An additional observation was the upregulation of an adenosylcobalamin synthesis protein, as well as enzymes catalysing reactions requiring SAM, indicating that radical-assisted reactions were occurring in T. kodakarensis during the stationary phase. There are a variety of cellular processes and unusual reactions that rely on the methyl group or radicals donated from SAM or from adenosylcobalamin or both [83, 84]. With respect to tetraether formation, a radical reaction involving cobalamin has already been proposed [92, 101] as a mechanism that could explain tetraether synthesis in a manner similar to the one proposed for formation of diabolic acid in bacteria by head-to-head condensation of two fatty acids [102]. That hypothesis is worth revisiting in light of our observation of upregulation of proteins involved in adenosylcobalamin synthesis concomitant with increased tetraether formation.

4. Conclusions

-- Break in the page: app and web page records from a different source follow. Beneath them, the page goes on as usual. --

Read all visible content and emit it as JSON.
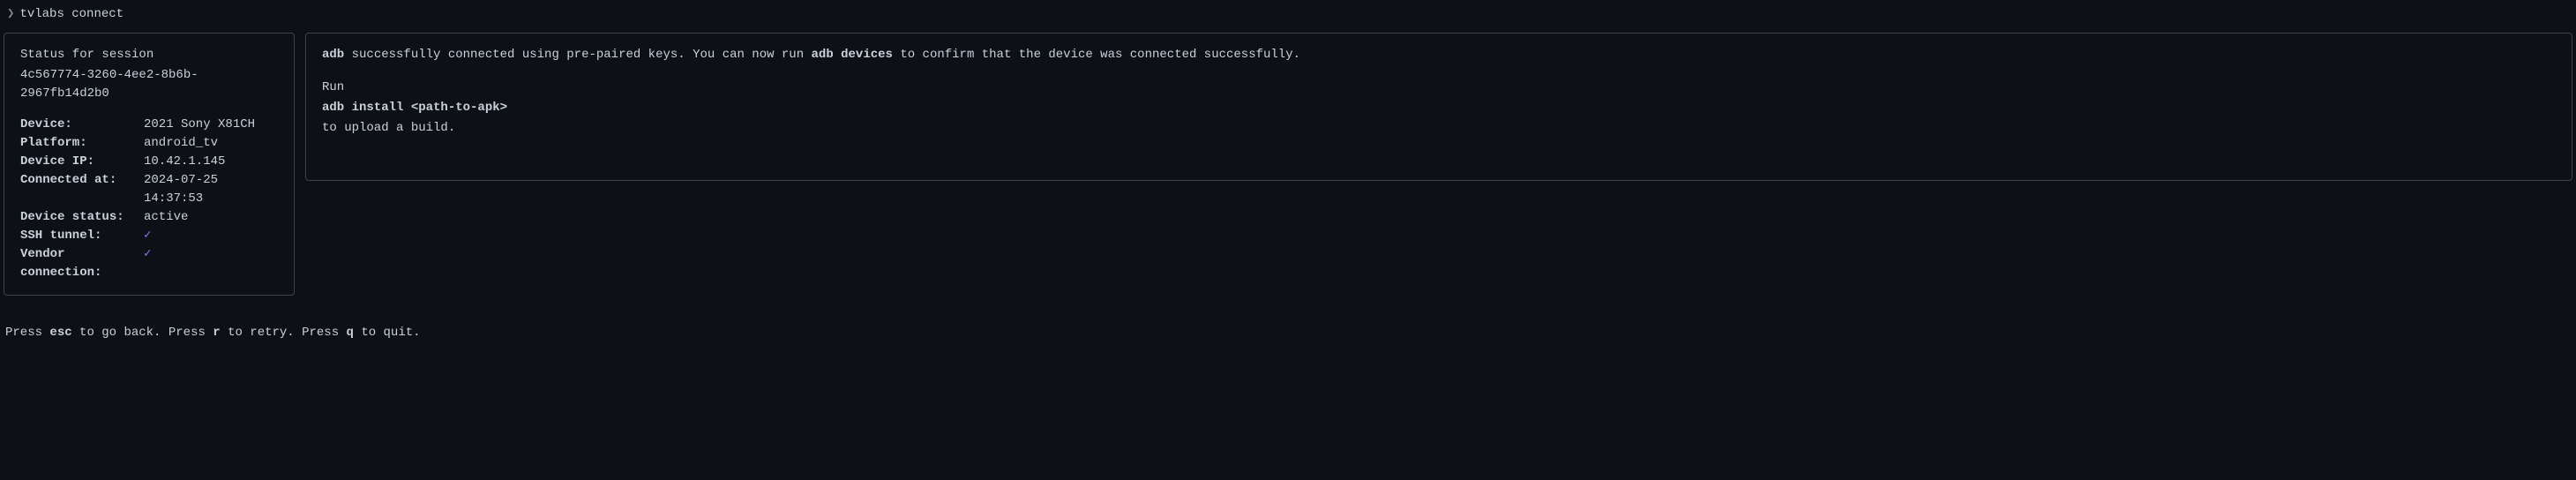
{
  "prompt": {
    "symbol": "❯",
    "command": "tvlabs connect"
  },
  "status": {
    "title": "Status for session",
    "session_id": "4c567774-3260-4ee2-8b6b-2967fb14d2b0",
    "rows": [
      {
        "label": "Device:",
        "value": "2021 Sony X81CH"
      },
      {
        "label": "Platform:",
        "value": "android_tv"
      },
      {
        "label": "Device IP:",
        "value": "10.42.1.145"
      },
      {
        "label": "Connected at:",
        "value": "2024-07-25 14:37:53"
      },
      {
        "label": "Device status:",
        "value": "active"
      },
      {
        "label": "SSH tunnel:",
        "value": "✓",
        "check": true
      },
      {
        "label": "Vendor connection:",
        "value": "✓",
        "check": true
      }
    ]
  },
  "message": {
    "line1_parts": {
      "bold1": "adb",
      "text1": " successfully connected using pre-paired keys. You can now run ",
      "bold2": "adb devices",
      "text2": " to confirm that the device was connected successfully."
    },
    "line2": "Run",
    "line3": "adb install <path-to-apk>",
    "line4": "to upload a build."
  },
  "footer": {
    "text1": "Press ",
    "key1": "esc",
    "text2": " to go back. Press ",
    "key2": "r",
    "text3": " to retry. Press ",
    "key3": "q",
    "text4": " to quit."
  }
}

Across the stationary phase, we observed protein-level and lipid-level changes in Thermococcus kodakarensis that shed light on archaeal adaptations in response to extended time in the stationary phase and/or to nutrient stress. These adaptations included increased proportion of lipids with a tetraether backbone in the membrane, an investment in synthesis of proteins that ensure translational fidelity, very specific regulation of ABC transporters (upregulation of some and downregulation of others), and upregulation of proteins involved in coenzyme production as well as upregulation of various proteins whose cellular role remains ambiguous or completely unknown. Two of these proteins, whose function remains ambiguous, were also found to be upregulated under other nonoptimal conditions in a previous study on T. kodakarensis [34] and thus could be part of a general stress response in T. kodakarensis.

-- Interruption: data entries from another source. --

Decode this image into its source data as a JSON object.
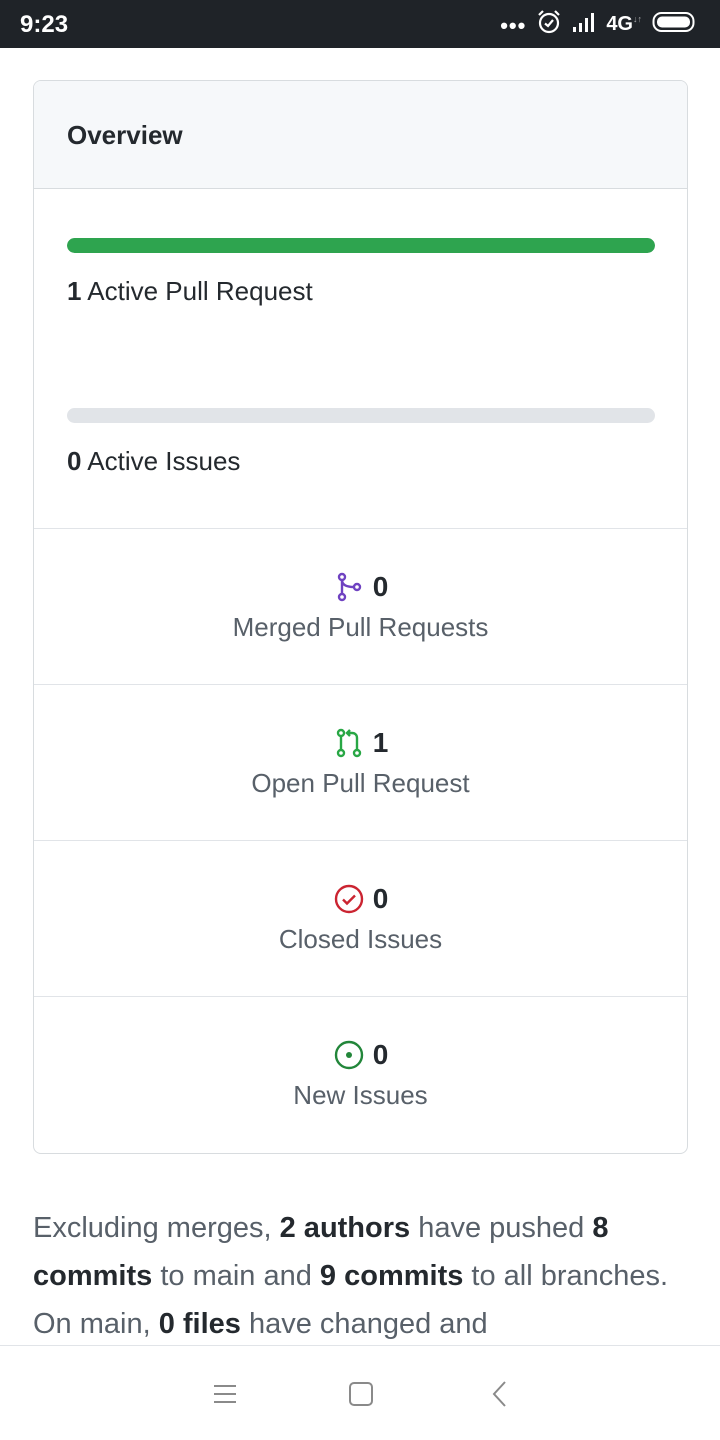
{
  "status_bar": {
    "time": "9:23",
    "dots": "•••",
    "network": "4G",
    "network_sub": "↓↑"
  },
  "overview": {
    "title": "Overview",
    "active_pull_requests": {
      "count": "1",
      "label": "Active Pull Request",
      "progress": 1.0
    },
    "active_issues": {
      "count": "0",
      "label": "Active Issues",
      "progress": 0.0
    },
    "stats": [
      {
        "icon": "merge-icon",
        "count": "0",
        "label": "Merged Pull Requests",
        "color": "#6f42c1"
      },
      {
        "icon": "pull-request-icon",
        "count": "1",
        "label": "Open Pull Request",
        "color": "#28a745"
      },
      {
        "icon": "closed-issue-icon",
        "count": "0",
        "label": "Closed Issues",
        "color": "#cb2431"
      },
      {
        "icon": "new-issue-icon",
        "count": "0",
        "label": "New Issues",
        "color": "#22863a"
      }
    ]
  },
  "description": {
    "t1": "Excluding merges, ",
    "b1": "2 authors",
    "t2": " have pushed ",
    "b2": "8 commits",
    "t3": " to main and ",
    "b3": "9 commits",
    "t4": " to all branches. On main, ",
    "b4": "0 files",
    "t5": " have changed and"
  },
  "colors": {
    "progress_fill": "#2ea44f",
    "progress_track": "#e1e4e8",
    "status_bar": "#1f2328"
  },
  "nav_bar": {
    "icons": [
      "menu-icon",
      "home-square-icon",
      "back-chevron-icon"
    ]
  }
}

As the mechanism of tetraether lipid synthesis remains unresolved and the enzyme most recently proposed as responsible for it (phytoene synthase [94]) is notably absent in T. kodakarensis and most other archaeal genomes, we investigated whether any of the proteins upregulated in the present study (concomitant with an increase in tetraether production) could be candidates for involvement in tetraether production. A putative carbon-nitrogen hydrolase (YP_184329), a TldE homologue (YP_182912), and a subunit of the mbh complex (YP184506) were the most likely candidates from the list of proteins upregulated with time in stationary phase and each would benefit from further investigation. Upregulation of adenosylcobalamin synthesis proteins concomitant with tetraether synthesis would lend support to the possibility that a radical mechanism is the trigger for tetraether synthesis [101] and may also be worth considering in the future.


The present address of Emma J. Gagen is the University of Queensland, School of Earth Sciences, St Lucia, QLD, Australia.

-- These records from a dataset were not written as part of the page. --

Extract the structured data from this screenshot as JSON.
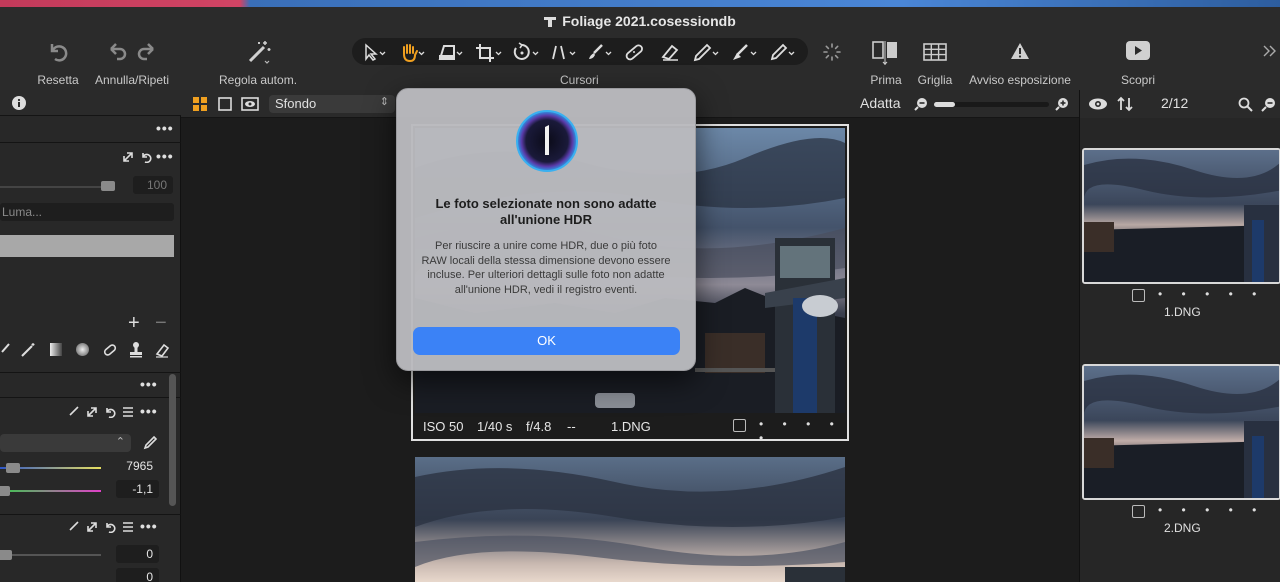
{
  "window": {
    "title": "Foliage 2021.cosessiondb"
  },
  "toolbar": {
    "reset_label": "Resetta",
    "undo_redo_label": "Annulla/Ripeti",
    "auto_adjust_label": "Regola autom.",
    "cursors_label": "Cursori",
    "before_label": "Prima",
    "grid_label": "Griglia",
    "exposure_warning_label": "Avviso esposizione",
    "discover_label": "Scopri"
  },
  "left_panel": {
    "slider1_value": "100",
    "luma_placeholder": "Luma...",
    "wb_value1": "7965",
    "wb_value2": "-1,1",
    "value_a": "0",
    "value_b": "0"
  },
  "viewer": {
    "background_select": "Sfondo",
    "fit_label": "Adatta",
    "zoom_fraction": 0.18,
    "photo": {
      "iso": "ISO 50",
      "shutter": "1/40 s",
      "aperture": "f/4.8",
      "extra": "--",
      "filename": "1.DNG"
    }
  },
  "browser": {
    "counter": "2/12",
    "thumbs": [
      {
        "name": "1.DNG"
      },
      {
        "name": "2.DNG"
      }
    ]
  },
  "dialog": {
    "title": "Le foto selezionate non sono adatte all'unione HDR",
    "body": "Per riuscire a unire come HDR, due o più foto RAW locali della stessa dimensione devono essere incluse. Per ulteriori dettagli sulle foto non adatte all'unione HDR, vedi il registro eventi.",
    "ok_label": "OK"
  },
  "colors": {
    "accent_blue": "#3b82f6",
    "grid_orange": "#f0a020",
    "hand_orange": "#f0a020"
  },
  "icons": [
    "reset-icon",
    "undo-icon",
    "redo-icon",
    "magic-wand-icon",
    "select-cursor-icon",
    "hand-icon",
    "straighten-icon",
    "crop-icon",
    "rotate-icon",
    "keystone-icon",
    "brush-icon",
    "heal-icon",
    "eraser-icon",
    "picker-icon",
    "gradient-icon",
    "annotate-icon",
    "spinner-icon",
    "before-icon",
    "grid-icon",
    "warning-icon",
    "play-icon",
    "chevron-right-icon",
    "info-icon",
    "eye-icon",
    "sort-icon",
    "search-icon",
    "zoom-icon"
  ]
}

Competing Interests

The authors declare that there are no competing interests regarding the publication of this paper and regarding the funding that they have received.

Authors’ Contributions

Emma J. Gagen and Marcos Y. Yoshinaga contributed equally to this work.


Marcos Y. Yoshinaga and Emma J. Gagen were supported by the European Research Council under the European Union’s Seventh Framework Programme: “Ideas” Specific Programme, ERC Grant Agreement no. 247153 (to Kai-Uwe Hinrichs). Marcos Y. Yoshinaga was also supported by the Alexander von Humboldt Foundation. The authors are grateful to Nadine Broda and Lars Wörmer for assistance with lipid analysis. They also thank Reinhard Wirth and Harald Huber for valuable discussion and critical reading of the paper.